Here’s how to use aluminum foil to clean your jewellery: Immerse the jewellery in the solution for one minute to allow it to absorb up the chemicals. Allow to air dry after thoroughly rinsing. When cleaning silverware with this method, you use a chemical process known as ion exchange, that you can find out more about here.

Sodium bicarbonate

Gently work the product in with a wet sponge before rinsing and buffing it dry. Using a light coating of baking soda, rub the jewellery in a little amount of vinegar, and then rinse it thoroughly to remove the baking soda. Take note that this approach should not be used with jewellery that contains pearls or jewels since it may damage the finish or loosen any adhesive that has been applied to the piece.


Any type of glass or jewellery containing crystalline gemstones could be cleaned with just a few drops of vodka in a pinch. As a final caution, keep from getting any alcohol on any gemstone that isn’t a clear crystal. It is only precious stones such as diamonds, emeralds, and the like that will benefit from soaking in vodka.

Cleaner of windows

Jewelry made entirely of metal or containing crystalline gemstones such as diamonds or rubies can be spruced up by cleaning it with window cleaner.
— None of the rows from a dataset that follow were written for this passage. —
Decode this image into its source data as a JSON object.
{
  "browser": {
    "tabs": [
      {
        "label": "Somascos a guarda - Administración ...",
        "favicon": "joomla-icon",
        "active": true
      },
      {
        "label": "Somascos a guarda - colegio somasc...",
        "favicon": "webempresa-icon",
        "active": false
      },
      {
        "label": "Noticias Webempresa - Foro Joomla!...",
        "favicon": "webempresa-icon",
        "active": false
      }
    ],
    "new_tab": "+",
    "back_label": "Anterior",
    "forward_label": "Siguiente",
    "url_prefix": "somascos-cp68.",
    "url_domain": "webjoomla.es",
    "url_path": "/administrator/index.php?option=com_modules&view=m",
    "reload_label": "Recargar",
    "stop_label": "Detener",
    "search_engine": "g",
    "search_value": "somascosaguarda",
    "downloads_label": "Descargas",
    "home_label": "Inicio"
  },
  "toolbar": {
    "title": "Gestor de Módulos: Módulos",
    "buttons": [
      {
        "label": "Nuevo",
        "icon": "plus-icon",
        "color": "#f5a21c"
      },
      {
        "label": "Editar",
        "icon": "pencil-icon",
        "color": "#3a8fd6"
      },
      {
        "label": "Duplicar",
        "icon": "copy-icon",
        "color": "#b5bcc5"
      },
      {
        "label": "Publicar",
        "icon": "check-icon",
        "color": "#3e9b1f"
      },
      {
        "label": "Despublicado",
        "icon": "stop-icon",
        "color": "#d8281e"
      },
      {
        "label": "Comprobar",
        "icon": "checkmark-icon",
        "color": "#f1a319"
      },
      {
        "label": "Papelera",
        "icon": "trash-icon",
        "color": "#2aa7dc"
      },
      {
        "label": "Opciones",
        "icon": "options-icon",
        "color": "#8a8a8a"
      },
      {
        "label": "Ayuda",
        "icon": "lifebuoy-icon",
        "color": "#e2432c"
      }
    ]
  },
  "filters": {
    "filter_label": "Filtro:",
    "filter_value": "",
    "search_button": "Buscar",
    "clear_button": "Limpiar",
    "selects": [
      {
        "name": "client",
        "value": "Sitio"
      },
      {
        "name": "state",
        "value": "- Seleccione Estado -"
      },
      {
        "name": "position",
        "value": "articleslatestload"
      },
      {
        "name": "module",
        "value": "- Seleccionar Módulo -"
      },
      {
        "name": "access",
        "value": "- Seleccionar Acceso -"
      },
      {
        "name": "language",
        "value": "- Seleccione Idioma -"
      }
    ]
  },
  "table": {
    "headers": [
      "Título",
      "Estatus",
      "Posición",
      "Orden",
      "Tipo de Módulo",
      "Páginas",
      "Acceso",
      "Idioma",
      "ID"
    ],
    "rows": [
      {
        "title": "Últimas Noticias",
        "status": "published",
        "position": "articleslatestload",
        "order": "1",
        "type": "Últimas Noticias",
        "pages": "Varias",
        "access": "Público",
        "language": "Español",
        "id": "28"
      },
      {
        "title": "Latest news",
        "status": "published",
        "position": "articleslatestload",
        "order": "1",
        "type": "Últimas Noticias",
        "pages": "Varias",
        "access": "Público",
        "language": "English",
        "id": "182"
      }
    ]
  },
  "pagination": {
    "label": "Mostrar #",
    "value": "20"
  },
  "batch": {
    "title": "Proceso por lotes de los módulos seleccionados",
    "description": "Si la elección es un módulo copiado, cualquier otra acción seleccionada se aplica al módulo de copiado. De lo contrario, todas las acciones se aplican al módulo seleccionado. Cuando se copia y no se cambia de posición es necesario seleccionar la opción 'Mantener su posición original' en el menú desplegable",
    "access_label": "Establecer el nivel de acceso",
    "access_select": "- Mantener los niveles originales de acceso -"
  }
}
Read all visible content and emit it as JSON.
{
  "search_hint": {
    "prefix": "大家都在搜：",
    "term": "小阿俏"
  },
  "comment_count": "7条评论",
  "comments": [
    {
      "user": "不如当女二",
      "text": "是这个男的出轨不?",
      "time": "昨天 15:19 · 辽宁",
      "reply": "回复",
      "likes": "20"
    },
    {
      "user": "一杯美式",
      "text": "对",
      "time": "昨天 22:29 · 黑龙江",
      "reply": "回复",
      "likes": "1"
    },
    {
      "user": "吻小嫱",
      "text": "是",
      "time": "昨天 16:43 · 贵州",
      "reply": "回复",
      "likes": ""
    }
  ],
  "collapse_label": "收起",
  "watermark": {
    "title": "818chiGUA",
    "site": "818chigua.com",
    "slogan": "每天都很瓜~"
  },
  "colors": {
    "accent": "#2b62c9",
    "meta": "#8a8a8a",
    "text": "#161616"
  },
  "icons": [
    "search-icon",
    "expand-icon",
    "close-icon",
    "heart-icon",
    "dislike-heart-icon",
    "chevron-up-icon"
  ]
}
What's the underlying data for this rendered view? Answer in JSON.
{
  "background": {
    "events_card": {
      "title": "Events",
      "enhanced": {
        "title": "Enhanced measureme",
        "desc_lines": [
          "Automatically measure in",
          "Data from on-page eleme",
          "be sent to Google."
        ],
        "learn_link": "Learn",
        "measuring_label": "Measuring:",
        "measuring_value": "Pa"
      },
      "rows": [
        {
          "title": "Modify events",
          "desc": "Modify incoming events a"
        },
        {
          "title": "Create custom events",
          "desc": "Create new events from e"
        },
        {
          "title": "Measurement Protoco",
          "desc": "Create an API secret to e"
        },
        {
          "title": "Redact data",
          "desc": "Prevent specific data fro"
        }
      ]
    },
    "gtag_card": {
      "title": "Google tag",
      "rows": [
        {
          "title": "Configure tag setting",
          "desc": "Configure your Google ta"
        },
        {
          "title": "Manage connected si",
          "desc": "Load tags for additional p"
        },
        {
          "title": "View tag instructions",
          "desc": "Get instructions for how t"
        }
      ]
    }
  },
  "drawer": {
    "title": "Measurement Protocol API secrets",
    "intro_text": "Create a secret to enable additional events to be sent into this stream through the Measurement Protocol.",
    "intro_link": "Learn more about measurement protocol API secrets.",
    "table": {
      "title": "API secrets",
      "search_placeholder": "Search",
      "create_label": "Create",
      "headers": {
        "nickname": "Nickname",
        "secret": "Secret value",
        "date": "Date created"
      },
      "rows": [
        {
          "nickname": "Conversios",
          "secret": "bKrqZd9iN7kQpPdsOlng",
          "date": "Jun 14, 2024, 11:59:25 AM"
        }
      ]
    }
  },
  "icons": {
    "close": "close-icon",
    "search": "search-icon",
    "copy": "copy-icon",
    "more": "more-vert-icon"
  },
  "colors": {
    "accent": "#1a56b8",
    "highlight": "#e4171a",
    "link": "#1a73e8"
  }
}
Use an old toothbrush to clean up after spraying the cleanser on. Unless the piece contains opaque gemstones such as opal or turquoise, organic jewels such as coral or pearl, you should refrain from doing this.


 Rather of soaking your pearls, try this simple approach to clean them without risking damage to the strands. Shampoo and warm water should be mixed together. This approach works best when a small brush such as a cosmetics brush is being used to polish each pearl with a tiny portion of the mixture.